Give all of the records again. Match them exactly.

MATERIAL SUPPLIED START

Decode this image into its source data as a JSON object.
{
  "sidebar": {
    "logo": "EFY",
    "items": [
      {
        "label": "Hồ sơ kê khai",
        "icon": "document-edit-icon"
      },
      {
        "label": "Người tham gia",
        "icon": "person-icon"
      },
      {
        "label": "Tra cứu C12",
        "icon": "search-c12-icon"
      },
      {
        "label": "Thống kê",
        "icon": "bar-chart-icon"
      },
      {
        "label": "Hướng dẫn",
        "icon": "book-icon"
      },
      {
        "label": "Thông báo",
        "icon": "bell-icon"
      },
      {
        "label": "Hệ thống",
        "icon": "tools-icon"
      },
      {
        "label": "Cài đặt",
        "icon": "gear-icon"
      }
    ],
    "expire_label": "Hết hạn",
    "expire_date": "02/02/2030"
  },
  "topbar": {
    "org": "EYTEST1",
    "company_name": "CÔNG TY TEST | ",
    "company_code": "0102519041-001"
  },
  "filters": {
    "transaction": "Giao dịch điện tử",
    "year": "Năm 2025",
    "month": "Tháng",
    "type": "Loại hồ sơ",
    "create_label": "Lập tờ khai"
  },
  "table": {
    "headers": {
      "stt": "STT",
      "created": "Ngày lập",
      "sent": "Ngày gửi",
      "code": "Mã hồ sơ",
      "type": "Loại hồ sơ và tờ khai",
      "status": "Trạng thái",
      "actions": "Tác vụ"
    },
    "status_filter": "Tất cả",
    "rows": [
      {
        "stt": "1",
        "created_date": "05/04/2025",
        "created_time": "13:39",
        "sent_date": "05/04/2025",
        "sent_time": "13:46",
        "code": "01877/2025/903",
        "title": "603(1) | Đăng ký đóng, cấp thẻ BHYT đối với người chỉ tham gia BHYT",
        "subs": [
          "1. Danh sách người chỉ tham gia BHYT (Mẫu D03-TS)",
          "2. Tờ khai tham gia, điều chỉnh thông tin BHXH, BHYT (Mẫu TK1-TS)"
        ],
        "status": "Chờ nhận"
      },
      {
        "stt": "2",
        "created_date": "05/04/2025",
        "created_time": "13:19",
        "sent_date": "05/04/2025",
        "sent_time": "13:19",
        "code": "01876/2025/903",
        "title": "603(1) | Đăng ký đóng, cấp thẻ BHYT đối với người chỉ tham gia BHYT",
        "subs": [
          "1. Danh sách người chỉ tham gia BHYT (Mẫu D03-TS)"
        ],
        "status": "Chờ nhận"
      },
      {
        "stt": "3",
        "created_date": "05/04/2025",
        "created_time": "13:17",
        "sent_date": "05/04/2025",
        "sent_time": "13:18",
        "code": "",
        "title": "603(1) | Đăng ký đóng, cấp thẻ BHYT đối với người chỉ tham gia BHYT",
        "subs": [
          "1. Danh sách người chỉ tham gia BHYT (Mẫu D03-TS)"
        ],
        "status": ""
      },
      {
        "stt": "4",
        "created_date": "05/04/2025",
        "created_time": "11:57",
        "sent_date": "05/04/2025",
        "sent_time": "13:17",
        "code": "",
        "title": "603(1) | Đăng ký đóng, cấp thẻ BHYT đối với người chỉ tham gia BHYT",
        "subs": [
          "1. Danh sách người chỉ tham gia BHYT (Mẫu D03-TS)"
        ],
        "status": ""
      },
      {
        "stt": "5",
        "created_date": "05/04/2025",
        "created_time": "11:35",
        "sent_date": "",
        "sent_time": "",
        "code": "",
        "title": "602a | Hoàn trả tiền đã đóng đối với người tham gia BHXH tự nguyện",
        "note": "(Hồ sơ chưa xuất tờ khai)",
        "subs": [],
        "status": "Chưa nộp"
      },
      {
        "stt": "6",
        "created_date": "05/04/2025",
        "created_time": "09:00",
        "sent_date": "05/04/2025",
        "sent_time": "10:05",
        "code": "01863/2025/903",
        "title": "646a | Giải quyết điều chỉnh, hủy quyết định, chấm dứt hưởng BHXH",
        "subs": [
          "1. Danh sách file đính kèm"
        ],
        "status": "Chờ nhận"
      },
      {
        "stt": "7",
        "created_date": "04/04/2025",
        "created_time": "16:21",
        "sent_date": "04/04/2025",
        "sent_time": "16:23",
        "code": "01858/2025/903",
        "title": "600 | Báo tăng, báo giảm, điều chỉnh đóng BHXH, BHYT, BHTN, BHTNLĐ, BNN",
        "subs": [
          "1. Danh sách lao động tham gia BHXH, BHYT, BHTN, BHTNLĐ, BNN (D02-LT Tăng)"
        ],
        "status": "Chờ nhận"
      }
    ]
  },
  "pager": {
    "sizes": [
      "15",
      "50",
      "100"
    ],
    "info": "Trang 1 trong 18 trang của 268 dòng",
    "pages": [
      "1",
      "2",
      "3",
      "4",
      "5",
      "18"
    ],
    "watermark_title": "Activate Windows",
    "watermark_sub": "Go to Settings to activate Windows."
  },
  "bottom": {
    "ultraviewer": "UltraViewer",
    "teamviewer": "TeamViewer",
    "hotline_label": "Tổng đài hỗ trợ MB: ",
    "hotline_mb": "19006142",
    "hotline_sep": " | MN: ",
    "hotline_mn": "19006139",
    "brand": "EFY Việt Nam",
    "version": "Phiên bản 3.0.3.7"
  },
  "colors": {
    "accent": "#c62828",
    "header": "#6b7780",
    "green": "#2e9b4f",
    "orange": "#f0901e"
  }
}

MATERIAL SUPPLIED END

> OUTPUT OF THE TASK
Decode this image into its source data as a JSON object.
{
  "sidebar": {
    "logo": "EFY",
    "items": [
      {
        "label": "Hồ sơ kê khai",
        "icon": "document-edit-icon"
      },
      {
        "label": "Người tham gia",
        "icon": "person-icon"
      },
      {
        "label": "Tra cứu C12",
        "icon": "search-c12-icon"
      },
      {
        "label": "Thống kê",
        "icon": "bar-chart-icon"
      },
      {
        "label": "Hướng dẫn",
        "icon": "book-icon"
      },
      {
        "label": "Thông báo",
        "icon": "bell-icon"
      },
      {
        "label": "Hệ thống",
        "icon": "tools-icon"
      },
      {
        "label": "Cài đặt",
        "icon": "gear-icon"
      }
    ],
    "expire_label": "Hết hạn",
    "expire_date": "02/02/2030"
  },
  "topbar": {
    "org": "EYTEST1",
    "company_name": "CÔNG TY TEST | ",
    "company_code": "0102519041-001"
  },
  "filters": {
    "transaction": "Giao dịch điện tử",
    "year": "Năm 2025",
    "month": "Tháng",
    "type": "Loại hồ sơ",
    "create_label": "Lập tờ khai"
  },
  "table": {
    "headers": {
      "stt": "STT",
      "created": "Ngày lập",
      "sent": "Ngày gửi",
      "code": "Mã hồ sơ",
      "type": "Loại hồ sơ và tờ khai",
      "status": "Trạng thái",
      "actions": "Tác vụ"
    },
    "status_filter": "Tất cả",
    "rows": [
      {
        "stt": "1",
        "created_date": "05/04/2025",
        "created_time": "13:39",
        "sent_date": "05/04/2025",
        "sent_time": "13:46",
        "code": "01877/2025/903",
        "title": "603(1) | Đăng ký đóng, cấp thẻ BHYT đối với người chỉ tham gia BHYT",
        "subs": [
          "1. Danh sách người chỉ tham gia BHYT (Mẫu D03-TS)",
          "2. Tờ khai tham gia, điều chỉnh thông tin BHXH, BHYT (Mẫu TK1-TS)"
        ],
        "status": "Chờ nhận"
      },
      {
        "stt": "2",
        "created_date": "05/04/2025",
        "created_time": "13:19",
        "sent_date": "05/04/2025",
        "sent_time": "13:19",
        "code": "01876/2025/903",
        "title": "603(1) | Đăng ký đóng, cấp thẻ BHYT đối với người chỉ tham gia BHYT",
        "subs": [
          "1. Danh sách người chỉ tham gia BHYT (Mẫu D03-TS)"
        ],
        "status": "Chờ nhận"
      },
      {
        "stt": "3",
        "created_date": "05/04/2025",
        "created_time": "13:17",
        "sent_date": "05/04/2025",
        "sent_time": "13:18",
        "code": "",
        "title": "603(1) | Đăng ký đóng, cấp thẻ BHYT đối với người chỉ tham gia BHYT",
        "subs": [
          "1. Danh sách người chỉ tham gia BHYT (Mẫu D03-TS)"
        ],
        "status": ""
      },
      {
        "stt": "4",
        "created_date": "05/04/2025",
        "created_time": "11:57",
        "sent_date": "05/04/2025",
        "sent_time": "13:17",
        "code": "",
        "title": "603(1) | Đăng ký đóng, cấp thẻ BHYT đối với người chỉ tham gia BHYT",
        "subs": [
          "1. Danh sách người chỉ tham gia BHYT (Mẫu D03-TS)"
        ],
        "status": ""
      },
      {
        "stt": "5",
        "created_date": "05/04/2025",
        "created_time": "11:35",
        "sent_date": "",
        "sent_time": "",
        "code": "",
        "title": "602a | Hoàn trả tiền đã đóng đối với người tham gia BHXH tự nguyện",
        "note": "(Hồ sơ chưa xuất tờ khai)",
        "subs": [],
        "status": "Chưa nộp"
      },
      {
        "stt": "6",
        "created_date": "05/04/2025",
        "created_time": "09:00",
        "sent_date": "05/04/2025",
        "sent_time": "10:05",
        "code": "01863/2025/903",
        "title": "646a | Giải quyết điều chỉnh, hủy quyết định, chấm dứt hưởng BHXH",
        "subs": [
          "1. Danh sách file đính kèm"
        ],
        "status": "Chờ nhận"
      },
      {
        "stt": "7",
        "created_date": "04/04/2025",
        "created_time": "16:21",
        "sent_date": "04/04/2025",
        "sent_time": "16:23",
        "code": "01858/2025/903",
        "title": "600 | Báo tăng, báo giảm, điều chỉnh đóng BHXH, BHYT, BHTN, BHTNLĐ, BNN",
        "subs": [
          "1. Danh sách lao động tham gia BHXH, BHYT, BHTN, BHTNLĐ, BNN (D02-LT Tăng)"
        ],
        "status": "Chờ nhận"
      }
    ]
  },
  "pager": {
    "sizes": [
      "15",
      "50",
      "100"
    ],
    "info": "Trang 1 trong 18 trang của 268 dòng",
    "pages": [
      "1",
      "2",
      "3",
      "4",
      "5",
      "18"
    ],
    "watermark_title": "Activate Windows",
    "watermark_sub": "Go to Settings to activate Windows."
  },
  "bottom": {
    "ultraviewer": "UltraViewer",
    "teamviewer": "TeamViewer",
    "hotline_label": "Tổng đài hỗ trợ MB: ",
    "hotline_mb": "19006142",
    "hotline_sep": " | MN: ",
    "hotline_mn": "19006139",
    "brand": "EFY Việt Nam",
    "version": "Phiên bản 3.0.3.7"
  },
  "colors": {
    "accent": "#c62828",
    "header": "#6b7780",
    "green": "#2e9b4f",
    "orange": "#f0901e"
  }
}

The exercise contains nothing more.